Task prompt
Report, word for word, every line of the material that contains "label".

Raw data

************

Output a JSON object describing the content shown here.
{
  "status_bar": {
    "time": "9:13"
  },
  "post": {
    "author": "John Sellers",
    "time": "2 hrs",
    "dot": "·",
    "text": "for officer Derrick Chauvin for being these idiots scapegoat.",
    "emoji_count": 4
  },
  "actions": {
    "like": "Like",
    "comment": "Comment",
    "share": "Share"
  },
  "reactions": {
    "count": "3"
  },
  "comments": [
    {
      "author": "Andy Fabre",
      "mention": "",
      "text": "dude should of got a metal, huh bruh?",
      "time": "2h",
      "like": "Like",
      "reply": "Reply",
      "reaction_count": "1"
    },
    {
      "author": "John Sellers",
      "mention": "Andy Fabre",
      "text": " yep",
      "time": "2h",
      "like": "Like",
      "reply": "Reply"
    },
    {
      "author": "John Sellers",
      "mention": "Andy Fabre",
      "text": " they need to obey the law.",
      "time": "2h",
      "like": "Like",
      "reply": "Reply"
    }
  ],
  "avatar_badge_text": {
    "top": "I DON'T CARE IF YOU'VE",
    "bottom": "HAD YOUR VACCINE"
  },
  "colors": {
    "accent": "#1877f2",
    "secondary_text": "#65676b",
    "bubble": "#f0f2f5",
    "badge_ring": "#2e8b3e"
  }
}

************

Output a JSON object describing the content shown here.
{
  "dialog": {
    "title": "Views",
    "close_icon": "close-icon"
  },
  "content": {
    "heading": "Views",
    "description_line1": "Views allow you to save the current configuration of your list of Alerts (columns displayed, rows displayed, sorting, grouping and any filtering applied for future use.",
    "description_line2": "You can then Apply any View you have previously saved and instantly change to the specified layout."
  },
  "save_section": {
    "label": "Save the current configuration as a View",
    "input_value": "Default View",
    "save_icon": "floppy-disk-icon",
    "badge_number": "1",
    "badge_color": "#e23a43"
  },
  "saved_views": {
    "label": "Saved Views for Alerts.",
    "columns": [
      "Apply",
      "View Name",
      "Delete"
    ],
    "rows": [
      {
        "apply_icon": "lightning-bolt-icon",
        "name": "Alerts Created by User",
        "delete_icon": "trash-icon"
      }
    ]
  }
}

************

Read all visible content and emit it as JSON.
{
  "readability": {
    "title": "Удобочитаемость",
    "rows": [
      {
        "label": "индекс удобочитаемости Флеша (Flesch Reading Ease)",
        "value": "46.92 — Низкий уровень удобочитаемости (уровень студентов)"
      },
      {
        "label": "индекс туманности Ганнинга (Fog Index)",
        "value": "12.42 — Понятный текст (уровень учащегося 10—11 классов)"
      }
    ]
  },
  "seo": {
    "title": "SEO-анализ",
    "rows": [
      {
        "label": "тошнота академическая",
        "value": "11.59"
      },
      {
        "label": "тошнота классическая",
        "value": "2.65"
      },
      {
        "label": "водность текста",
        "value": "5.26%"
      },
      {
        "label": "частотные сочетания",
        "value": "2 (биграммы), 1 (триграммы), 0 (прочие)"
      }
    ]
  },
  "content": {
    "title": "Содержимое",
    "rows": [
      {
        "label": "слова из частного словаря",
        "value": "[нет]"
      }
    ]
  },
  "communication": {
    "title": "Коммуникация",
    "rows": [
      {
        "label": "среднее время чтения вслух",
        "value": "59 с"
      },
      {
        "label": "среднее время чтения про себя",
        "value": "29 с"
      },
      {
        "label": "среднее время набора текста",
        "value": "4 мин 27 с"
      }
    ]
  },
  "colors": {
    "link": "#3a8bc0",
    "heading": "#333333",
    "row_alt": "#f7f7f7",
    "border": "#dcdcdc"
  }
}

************

The answer
    "label": "Save the current configuration as a View",
    "label": "Saved Views for Alerts.",
        "label": "индекс удобочитаемости Флеша (Flesch Reading Ease)",
        "label": "индекс туманности Ганнинга (Fog Index)",
        "label": "тошнота академическая",
        "label": "тошнота классическая",
        "label": "водность текста",
        "label": "частотные сочетания",
        "label": "слова из частного словаря",
        "label": "среднее время чтения вслух",
        "label": "среднее время чтения про себя",
        "label": "среднее время набора текста",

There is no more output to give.